Learn about diseases that affect neighbors
My 16-year-old daughter was diagnosed with juvenile rheumatoid arthritis in January 2012. The two months prior to that day were the worst of her life and mine. Severe joint pain, lack of full mobility in her arms, knots forming on knees and feet and many sleepless nights are some of the things she had to deal with.
Because of her age and the way her symptoms were manifesting, diagnosis and therefore treatment were put off. She is now responding to the treatment, but still has flare-ups, most of which occur in her shoulders. She’s unable to raise her arms above her chest so I wash and dry her hair for her on these days. It’s difficult for her to carry textbooks at school when these flare-ups happen. Her friends have been supportive, but she keeps so much from them.
I live for the days when she wakes up pain-free and can do things without assistance.
She’s a normal kid. That’s whom faculty and friends see at school: the girl they know is sick but doesn’t look it.
When she misses school because the pain is too great, she lies. She tells friends she has a virus or a cold. She doesn’t think they’ll understand. And they probably wouldn’t.
It’s hard for people to fathom that she can be just like any other kid one day and hardly able to move the next. But that’s how this disease works.
I want to raise awareness in my community and the schools so that my daughter doesn’t have to hide her pain any longer. If you know of some child who has a disease in your school, whether it’s JRA or something else (I’m talking to adults and kids), take time to learn about it.
Something must be done about post

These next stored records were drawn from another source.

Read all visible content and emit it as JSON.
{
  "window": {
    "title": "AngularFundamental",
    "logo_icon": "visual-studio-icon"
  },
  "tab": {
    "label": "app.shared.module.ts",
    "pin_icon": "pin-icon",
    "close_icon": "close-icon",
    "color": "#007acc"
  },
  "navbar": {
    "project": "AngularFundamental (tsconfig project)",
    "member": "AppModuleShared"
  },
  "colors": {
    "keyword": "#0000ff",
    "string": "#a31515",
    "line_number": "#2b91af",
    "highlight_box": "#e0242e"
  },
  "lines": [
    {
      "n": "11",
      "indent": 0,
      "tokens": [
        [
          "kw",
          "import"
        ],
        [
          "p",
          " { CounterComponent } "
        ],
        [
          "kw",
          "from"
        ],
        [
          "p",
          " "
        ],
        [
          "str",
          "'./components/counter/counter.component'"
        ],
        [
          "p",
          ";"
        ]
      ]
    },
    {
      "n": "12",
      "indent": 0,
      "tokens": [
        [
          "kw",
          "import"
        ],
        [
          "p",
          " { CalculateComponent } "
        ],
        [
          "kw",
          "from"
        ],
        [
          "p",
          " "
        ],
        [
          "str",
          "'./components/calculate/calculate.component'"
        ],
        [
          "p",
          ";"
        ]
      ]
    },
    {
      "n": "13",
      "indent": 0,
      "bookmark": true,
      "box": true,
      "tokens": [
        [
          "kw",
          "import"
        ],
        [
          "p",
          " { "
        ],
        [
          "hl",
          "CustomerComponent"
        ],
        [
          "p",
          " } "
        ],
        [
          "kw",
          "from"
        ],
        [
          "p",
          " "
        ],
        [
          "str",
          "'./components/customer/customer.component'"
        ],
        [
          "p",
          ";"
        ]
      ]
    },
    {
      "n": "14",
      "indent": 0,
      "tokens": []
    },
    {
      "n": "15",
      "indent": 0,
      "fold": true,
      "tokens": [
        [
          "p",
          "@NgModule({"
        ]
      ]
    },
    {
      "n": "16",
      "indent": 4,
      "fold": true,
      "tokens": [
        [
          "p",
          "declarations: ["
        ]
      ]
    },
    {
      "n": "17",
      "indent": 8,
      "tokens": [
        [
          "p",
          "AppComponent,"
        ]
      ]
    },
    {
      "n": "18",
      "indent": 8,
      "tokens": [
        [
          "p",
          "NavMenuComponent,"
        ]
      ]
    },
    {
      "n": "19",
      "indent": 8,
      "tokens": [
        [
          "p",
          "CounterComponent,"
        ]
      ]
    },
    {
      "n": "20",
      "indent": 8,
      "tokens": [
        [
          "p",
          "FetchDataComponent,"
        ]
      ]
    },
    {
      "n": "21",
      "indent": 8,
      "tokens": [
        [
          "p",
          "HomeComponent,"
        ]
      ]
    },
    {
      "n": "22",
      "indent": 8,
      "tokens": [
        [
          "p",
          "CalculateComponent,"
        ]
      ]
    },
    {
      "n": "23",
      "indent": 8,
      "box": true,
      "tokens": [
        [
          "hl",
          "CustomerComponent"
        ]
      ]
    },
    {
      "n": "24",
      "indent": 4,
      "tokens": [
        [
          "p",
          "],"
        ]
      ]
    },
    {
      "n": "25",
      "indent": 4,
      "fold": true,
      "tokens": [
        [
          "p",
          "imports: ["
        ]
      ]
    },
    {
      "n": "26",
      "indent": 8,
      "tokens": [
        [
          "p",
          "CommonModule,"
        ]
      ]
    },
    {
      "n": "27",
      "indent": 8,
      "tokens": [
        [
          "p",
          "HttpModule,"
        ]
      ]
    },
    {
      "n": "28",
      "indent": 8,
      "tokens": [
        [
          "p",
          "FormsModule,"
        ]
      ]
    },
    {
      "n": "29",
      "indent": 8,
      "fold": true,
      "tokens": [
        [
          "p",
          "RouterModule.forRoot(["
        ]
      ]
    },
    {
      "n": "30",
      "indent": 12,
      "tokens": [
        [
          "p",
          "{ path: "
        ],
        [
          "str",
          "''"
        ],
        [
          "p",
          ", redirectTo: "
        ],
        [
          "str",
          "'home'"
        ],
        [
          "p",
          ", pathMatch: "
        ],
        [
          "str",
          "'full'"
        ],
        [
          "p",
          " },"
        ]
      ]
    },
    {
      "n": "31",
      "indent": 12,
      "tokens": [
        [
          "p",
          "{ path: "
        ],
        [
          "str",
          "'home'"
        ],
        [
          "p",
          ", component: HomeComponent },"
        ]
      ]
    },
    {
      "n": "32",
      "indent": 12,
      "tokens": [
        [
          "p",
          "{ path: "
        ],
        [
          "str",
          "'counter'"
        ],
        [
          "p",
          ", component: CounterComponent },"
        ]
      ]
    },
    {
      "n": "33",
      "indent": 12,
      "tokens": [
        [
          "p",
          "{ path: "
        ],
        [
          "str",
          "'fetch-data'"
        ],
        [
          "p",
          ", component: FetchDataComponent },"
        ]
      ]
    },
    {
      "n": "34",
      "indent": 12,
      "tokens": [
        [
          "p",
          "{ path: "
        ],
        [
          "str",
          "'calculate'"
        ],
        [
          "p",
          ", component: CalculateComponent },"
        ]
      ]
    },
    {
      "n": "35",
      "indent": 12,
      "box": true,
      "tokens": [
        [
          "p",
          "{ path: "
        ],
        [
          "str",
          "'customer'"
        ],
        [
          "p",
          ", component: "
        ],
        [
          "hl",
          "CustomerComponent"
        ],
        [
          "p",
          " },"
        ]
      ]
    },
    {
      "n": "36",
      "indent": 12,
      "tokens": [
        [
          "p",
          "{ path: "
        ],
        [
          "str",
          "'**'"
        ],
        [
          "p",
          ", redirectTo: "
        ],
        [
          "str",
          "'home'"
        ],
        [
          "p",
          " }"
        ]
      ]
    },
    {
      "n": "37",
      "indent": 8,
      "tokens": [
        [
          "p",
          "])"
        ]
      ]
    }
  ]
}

Beware of the post in the Raleigh County Courthouse parking lot; it is hazardous to the health of your vehicle. I know because I had a run-in with it. On Sept. 26 I had occasion to be in said parking lot when a pickup came backing out at a high rate of speed (to me that is). That is all it took, bam, that post jumped right out and hit me, both right side doors and the rocker panel.
But I waited for an official of the courthouse because I didn’t know the law governing that particular parking lot. The really bad thing was when he told me that particular post had been hit many times over the years, and he couldn’t even tell which paint was mine. I asked him why they had not done something about it. He told me they had several discussions about it over the years.
Now if this is true, why haven’t they done something? Make it taller so it could be seen, wrap it in reflector tape, anything would be better than nothing.
Another thing, they are not responsible for anything that happens in their parking lot, unless a county vehicle hits you; then I suppose it would be really, really hard to prove it was their fault.
Back to the post, something must be done and sooner rather than later.